He’s also the rare prospect who will correct his height when asked. Some of the major recruiting sites continue to list him at 6-foot-5 on his profile pages, but he’s two inches shorter than that.
Jenkins wasn’t sure if he would’ve committed to the previous staff at UGA. He had a bad experience at Georgia’s elite “Dawg Night” prospect camp and only got two reps.
“It made me mad a little bit because I loved Georgia growing up,” Jenkins said. “They just kept throwing those commits and big names in and I didn’t get to show what I could do with so many receivers there. It was like there were a thousand receivers there.”

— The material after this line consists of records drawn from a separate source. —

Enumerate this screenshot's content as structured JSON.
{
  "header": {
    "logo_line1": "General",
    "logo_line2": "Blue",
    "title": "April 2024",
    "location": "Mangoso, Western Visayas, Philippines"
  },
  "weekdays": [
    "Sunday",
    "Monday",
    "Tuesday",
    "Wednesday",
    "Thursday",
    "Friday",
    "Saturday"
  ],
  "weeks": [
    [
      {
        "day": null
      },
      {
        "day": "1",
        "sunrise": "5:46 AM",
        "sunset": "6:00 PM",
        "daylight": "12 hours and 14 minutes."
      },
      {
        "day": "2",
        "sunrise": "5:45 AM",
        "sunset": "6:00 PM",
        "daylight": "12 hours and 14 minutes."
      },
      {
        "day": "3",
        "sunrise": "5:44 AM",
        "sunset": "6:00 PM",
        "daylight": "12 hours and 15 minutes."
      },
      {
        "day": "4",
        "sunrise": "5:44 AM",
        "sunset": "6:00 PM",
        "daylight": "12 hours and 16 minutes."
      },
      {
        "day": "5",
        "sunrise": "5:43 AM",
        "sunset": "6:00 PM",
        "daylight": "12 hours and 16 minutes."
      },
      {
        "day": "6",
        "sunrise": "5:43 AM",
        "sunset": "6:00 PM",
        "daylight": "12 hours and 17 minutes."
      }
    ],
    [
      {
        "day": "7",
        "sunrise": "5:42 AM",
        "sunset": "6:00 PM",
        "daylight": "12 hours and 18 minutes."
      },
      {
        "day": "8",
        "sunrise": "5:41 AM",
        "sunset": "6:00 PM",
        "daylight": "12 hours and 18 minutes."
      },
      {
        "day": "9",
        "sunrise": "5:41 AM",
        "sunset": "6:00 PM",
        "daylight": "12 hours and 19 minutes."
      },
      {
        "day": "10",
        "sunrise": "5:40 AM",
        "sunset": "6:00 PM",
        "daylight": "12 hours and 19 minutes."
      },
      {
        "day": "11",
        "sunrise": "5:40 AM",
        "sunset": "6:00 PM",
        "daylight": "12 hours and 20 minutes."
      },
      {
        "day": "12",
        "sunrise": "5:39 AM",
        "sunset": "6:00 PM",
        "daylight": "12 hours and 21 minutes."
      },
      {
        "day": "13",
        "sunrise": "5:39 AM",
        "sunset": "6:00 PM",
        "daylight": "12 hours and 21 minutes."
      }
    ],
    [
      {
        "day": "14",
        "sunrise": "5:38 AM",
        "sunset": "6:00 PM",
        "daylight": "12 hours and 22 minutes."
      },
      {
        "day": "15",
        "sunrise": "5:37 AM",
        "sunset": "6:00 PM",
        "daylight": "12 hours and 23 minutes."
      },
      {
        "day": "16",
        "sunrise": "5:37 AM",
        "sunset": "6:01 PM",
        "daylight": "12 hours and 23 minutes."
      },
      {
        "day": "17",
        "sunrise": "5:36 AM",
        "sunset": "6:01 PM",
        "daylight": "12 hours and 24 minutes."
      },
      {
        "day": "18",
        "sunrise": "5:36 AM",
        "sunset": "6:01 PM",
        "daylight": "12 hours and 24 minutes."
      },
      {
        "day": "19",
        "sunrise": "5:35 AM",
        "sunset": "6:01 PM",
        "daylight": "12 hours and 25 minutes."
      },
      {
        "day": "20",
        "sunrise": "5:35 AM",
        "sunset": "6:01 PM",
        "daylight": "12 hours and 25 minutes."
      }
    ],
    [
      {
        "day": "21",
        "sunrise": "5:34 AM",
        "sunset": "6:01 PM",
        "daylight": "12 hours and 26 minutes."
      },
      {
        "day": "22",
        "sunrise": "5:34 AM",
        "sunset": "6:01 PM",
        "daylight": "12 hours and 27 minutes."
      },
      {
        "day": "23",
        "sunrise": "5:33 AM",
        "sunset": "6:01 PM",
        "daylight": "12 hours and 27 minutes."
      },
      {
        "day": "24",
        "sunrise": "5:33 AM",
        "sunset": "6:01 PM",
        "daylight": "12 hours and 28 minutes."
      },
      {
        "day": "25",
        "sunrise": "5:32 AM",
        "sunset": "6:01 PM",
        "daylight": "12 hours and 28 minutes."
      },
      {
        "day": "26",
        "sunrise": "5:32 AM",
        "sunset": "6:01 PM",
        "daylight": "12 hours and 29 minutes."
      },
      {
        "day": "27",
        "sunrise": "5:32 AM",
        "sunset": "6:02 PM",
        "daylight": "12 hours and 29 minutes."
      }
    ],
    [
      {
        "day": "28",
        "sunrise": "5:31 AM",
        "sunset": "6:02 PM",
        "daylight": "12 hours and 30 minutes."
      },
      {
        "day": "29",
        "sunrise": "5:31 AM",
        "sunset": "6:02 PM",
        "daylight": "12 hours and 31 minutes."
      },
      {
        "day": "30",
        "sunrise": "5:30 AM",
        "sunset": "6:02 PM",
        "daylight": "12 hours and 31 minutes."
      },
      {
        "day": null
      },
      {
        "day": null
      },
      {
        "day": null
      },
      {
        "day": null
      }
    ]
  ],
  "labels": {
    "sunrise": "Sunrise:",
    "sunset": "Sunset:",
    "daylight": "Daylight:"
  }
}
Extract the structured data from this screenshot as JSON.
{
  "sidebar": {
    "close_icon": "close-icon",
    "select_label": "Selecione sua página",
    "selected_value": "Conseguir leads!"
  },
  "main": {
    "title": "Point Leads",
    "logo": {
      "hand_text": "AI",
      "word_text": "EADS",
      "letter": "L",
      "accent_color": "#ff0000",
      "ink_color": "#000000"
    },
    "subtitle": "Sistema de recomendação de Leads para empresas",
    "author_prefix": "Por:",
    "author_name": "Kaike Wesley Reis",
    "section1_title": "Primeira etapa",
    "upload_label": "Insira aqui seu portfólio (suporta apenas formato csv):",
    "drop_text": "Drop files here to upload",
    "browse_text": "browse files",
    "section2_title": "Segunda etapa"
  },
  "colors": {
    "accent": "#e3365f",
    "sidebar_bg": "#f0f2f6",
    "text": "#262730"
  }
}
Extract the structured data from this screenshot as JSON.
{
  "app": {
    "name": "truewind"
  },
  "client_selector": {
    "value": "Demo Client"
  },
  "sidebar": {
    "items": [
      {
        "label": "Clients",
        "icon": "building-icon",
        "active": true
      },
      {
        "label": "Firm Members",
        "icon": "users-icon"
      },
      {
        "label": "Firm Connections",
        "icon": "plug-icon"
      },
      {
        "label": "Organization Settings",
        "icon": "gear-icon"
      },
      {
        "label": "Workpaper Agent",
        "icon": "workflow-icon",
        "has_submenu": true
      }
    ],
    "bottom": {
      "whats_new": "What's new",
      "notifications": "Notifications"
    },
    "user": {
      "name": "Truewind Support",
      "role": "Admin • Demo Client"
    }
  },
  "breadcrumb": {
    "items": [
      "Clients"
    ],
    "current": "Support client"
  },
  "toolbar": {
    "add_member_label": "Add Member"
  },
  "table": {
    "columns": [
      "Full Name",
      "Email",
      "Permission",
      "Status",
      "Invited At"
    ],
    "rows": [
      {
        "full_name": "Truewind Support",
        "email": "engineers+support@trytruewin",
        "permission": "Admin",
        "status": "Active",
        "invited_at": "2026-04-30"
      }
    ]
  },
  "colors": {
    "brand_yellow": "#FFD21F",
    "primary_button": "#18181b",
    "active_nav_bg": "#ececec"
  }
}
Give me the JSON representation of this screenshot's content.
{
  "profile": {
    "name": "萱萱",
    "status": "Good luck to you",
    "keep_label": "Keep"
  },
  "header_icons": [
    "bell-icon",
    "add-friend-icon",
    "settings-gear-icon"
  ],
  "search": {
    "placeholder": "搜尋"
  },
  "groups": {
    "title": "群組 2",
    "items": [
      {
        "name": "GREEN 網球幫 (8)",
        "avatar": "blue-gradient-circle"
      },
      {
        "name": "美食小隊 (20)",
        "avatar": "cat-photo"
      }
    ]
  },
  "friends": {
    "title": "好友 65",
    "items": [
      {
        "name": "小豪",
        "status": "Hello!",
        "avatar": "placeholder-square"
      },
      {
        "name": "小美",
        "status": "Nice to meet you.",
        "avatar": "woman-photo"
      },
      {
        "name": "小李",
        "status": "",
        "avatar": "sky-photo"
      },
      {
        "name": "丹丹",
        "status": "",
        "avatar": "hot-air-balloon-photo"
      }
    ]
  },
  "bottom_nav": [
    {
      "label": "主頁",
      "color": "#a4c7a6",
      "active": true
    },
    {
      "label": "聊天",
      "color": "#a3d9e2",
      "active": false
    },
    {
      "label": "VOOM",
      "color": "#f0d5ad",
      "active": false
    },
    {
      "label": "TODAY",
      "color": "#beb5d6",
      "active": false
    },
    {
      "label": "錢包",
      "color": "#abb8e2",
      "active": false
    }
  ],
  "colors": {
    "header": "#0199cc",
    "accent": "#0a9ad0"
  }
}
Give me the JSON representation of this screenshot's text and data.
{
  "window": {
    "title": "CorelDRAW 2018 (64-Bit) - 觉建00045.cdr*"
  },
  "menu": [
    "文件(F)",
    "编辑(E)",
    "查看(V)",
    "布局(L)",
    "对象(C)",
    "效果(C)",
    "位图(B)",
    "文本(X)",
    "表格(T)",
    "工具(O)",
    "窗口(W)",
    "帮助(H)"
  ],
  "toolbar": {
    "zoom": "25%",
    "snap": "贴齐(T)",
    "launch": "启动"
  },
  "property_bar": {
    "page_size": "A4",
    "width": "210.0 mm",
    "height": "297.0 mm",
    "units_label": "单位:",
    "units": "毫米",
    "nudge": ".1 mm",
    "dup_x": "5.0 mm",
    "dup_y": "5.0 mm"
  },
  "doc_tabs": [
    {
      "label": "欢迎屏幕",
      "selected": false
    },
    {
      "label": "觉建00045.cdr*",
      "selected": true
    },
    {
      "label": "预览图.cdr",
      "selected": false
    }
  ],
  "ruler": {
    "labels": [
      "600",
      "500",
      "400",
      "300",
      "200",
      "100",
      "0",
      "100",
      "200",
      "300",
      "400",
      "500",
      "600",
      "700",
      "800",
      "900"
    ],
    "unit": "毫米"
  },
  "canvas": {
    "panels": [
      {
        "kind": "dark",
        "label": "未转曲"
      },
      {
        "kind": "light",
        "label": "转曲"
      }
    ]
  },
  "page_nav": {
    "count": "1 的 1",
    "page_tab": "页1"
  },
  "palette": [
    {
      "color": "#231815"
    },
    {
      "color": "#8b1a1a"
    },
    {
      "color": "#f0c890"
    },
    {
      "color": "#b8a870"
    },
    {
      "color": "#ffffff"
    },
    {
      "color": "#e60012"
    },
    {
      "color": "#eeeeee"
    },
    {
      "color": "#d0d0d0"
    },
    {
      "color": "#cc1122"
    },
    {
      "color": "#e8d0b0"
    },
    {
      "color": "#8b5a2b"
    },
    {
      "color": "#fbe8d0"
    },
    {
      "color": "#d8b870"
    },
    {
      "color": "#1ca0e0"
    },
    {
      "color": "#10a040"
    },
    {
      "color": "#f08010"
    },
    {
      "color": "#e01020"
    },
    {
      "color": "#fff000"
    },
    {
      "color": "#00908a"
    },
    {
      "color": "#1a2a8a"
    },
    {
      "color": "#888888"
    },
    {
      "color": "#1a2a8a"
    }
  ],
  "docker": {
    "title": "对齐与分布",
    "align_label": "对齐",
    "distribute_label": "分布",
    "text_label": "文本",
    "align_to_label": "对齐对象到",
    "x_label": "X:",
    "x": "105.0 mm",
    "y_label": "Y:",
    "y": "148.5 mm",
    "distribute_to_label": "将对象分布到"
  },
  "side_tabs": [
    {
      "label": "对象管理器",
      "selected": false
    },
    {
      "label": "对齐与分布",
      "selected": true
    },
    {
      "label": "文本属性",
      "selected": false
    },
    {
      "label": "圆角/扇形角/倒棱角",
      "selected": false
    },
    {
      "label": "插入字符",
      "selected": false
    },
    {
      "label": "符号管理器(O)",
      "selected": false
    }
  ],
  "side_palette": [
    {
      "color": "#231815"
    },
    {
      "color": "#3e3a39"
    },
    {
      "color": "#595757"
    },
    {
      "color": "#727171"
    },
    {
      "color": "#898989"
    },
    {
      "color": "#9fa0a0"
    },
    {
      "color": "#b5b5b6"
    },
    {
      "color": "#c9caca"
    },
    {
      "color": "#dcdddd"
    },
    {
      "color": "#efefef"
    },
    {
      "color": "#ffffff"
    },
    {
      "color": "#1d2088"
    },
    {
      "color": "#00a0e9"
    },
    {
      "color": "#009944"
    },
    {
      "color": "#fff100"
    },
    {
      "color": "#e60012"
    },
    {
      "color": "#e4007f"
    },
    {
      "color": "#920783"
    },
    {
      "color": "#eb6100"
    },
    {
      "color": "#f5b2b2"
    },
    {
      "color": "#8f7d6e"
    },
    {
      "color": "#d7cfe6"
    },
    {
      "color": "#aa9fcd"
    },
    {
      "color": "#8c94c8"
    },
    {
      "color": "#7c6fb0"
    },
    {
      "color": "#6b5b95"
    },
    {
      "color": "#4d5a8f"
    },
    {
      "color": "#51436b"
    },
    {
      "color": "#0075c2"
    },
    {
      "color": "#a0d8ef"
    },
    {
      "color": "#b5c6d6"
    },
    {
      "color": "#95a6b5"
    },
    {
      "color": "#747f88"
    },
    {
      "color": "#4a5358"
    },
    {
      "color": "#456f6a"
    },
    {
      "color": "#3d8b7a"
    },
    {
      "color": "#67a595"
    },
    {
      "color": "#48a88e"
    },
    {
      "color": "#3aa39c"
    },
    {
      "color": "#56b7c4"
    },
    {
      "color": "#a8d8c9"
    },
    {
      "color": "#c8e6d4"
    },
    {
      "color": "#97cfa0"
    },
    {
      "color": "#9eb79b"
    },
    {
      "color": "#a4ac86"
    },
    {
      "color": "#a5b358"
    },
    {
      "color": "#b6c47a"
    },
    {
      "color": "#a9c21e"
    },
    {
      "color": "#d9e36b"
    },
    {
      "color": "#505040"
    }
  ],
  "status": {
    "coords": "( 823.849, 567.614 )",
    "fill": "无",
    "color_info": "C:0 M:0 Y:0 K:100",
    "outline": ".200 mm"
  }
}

One of those was on a ball throw by Eason but Richt was in the middle of the field obstructing his route. So he didn’t catch that one for fear of running through Richt.
Jenkins wore a red UGA hand towel every day for spring practice. He also has a pair of sunglasses that say “Commit to the G” on the side, and a pair of Georgia cowboy boots he keeps in his car.
“Just a simple country boy here man,” Jenkins said. “I’m going to be that receiver on the team who likes to watch ‘Duck Dynasty’ on TV instead of going to the movies all the time.”
Jenkins, who has had the nickname “Gleesh” since middle school, rips off a 4.4 in the 40-yard dash every time. He said his lowest time was in the 4.3 range. His best skill? His coaches at Lowndes feel it is catching the deep ball.
“Tremendous quickness for a kid that size,” Lowndes coach Randy McPherson said. “He is really explosive. He’s also a lot more competitive and competent this year in spring practice and is definitely what the college coaches are looking for in a receiver.”
His father is a welder and has his own shop. His mother works in the special education department at Lowndes High School as a para-professional.
“If football doesn’t work out, then my fallback plan would be to build stuff,” Jenkins said. “I want to have my own business and build stuff. I wouldn’t mind being a contractor so I will stay on top of my grades and focus on those along with football.”
He’s now rated as the nation’s No. 82 receiver for his signing class, and as the No. 59 player in Georgia this year. That seems rather low, but keep in mind he did not attend many of the recent wave of spring prospect camps and just got rated earlier this year.
Jeff Sentell covers UGA football and UGA recruiting for AJC.com and The Atlanta Journal-Constitution. Follow him on Twitter for the latest on who’s on their way to play Between the Hedges. Unless otherwise indicated, player rankings and ratings are from the 247Sports Composite.